* [TASK ITEM]: Copy exactly the lines of the records below, starting at the line that contains "What data populates" and continuing through the last line, both included; omit any pictures.

[Element data from apps and pages]
——————————
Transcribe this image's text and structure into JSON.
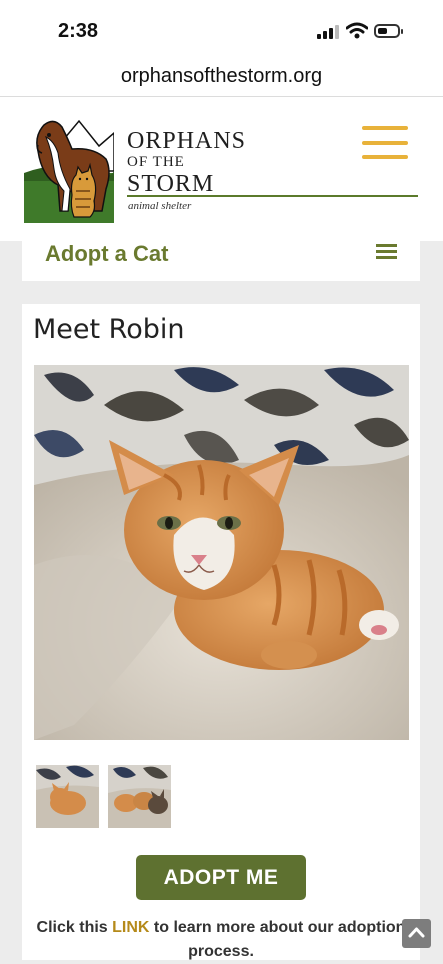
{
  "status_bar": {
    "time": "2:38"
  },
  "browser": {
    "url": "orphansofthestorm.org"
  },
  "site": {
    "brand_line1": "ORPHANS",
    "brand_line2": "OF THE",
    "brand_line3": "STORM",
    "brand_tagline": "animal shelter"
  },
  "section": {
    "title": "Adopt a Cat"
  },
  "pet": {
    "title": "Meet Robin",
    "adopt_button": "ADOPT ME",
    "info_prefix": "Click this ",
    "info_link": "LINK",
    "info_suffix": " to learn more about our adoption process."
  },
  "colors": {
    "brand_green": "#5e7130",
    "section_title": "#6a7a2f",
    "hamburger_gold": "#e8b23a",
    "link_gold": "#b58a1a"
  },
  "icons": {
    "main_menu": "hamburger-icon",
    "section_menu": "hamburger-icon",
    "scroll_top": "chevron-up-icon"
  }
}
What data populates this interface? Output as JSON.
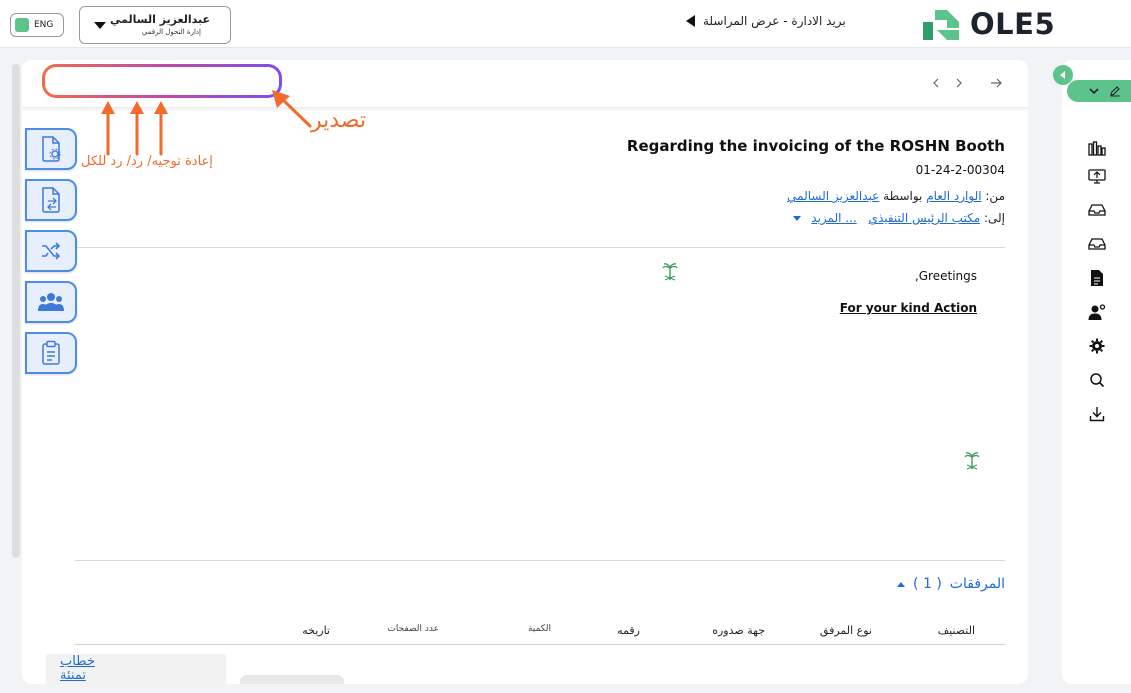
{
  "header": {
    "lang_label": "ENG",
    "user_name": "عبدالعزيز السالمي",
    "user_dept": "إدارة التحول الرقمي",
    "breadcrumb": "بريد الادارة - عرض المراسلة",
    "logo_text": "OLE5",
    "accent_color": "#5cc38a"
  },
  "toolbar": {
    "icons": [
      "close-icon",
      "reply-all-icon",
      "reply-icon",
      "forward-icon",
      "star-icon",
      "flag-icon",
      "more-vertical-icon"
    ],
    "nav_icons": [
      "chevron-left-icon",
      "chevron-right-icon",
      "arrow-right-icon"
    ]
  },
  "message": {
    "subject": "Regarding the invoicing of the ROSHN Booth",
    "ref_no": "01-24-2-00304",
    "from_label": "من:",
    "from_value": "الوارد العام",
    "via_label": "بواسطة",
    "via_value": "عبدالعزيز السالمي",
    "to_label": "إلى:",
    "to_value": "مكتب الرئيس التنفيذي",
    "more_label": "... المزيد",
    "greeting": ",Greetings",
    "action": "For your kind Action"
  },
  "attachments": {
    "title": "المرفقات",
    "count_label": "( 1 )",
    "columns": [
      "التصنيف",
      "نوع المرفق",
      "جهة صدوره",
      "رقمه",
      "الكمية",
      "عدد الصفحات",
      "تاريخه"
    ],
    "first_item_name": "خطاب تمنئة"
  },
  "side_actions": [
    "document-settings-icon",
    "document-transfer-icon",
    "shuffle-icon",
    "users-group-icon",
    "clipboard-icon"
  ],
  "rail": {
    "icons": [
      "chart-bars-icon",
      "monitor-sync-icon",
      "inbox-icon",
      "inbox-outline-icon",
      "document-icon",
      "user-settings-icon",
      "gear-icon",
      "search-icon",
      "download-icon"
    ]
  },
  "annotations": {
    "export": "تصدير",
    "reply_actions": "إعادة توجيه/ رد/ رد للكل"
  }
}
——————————
* [SOLUTION]:
What data populates this interface? Output as JSON.
{
  "header": {
    "lang_label": "ENG",
    "user_name": "عبدالعزيز السالمي",
    "user_dept": "إدارة التحول الرقمي",
    "breadcrumb": "بريد الادارة - عرض المراسلة",
    "logo_text": "OLE5",
    "accent_color": "#5cc38a"
  },
  "toolbar": {
    "icons": [
      "close-icon",
      "reply-all-icon",
      "reply-icon",
      "forward-icon",
      "star-icon",
      "flag-icon",
      "more-vertical-icon"
    ],
    "nav_icons": [
      "chevron-left-icon",
      "chevron-right-icon",
      "arrow-right-icon"
    ]
  },
  "message": {
    "subject": "Regarding the invoicing of the ROSHN Booth",
    "ref_no": "01-24-2-00304",
    "from_label": "من:",
    "from_value": "الوارد العام",
    "via_label": "بواسطة",
    "via_value": "عبدالعزيز السالمي",
    "to_label": "إلى:",
    "to_value": "مكتب الرئيس التنفيذي",
    "more_label": "... المزيد",
    "greeting": ",Greetings",
    "action": "For your kind Action"
  },
  "attachments": {
    "title": "المرفقات",
    "count_label": "( 1 )",
    "columns": [
      "التصنيف",
      "نوع المرفق",
      "جهة صدوره",
      "رقمه",
      "الكمية",
      "عدد الصفحات",
      "تاريخه"
    ],
    "first_item_name": "خطاب تمنئة"
  },
  "side_actions": [
    "document-settings-icon",
    "document-transfer-icon",
    "shuffle-icon",
    "users-group-icon",
    "clipboard-icon"
  ],
  "rail": {
    "icons": [
      "chart-bars-icon",
      "monitor-sync-icon",
      "inbox-icon",
      "inbox-outline-icon",
      "document-icon",
      "user-settings-icon",
      "gear-icon",
      "search-icon",
      "download-icon"
    ]
  },
  "annotations": {
    "export": "تصدير",
    "reply_actions": "إعادة توجيه/ رد/ رد للكل"
  }
}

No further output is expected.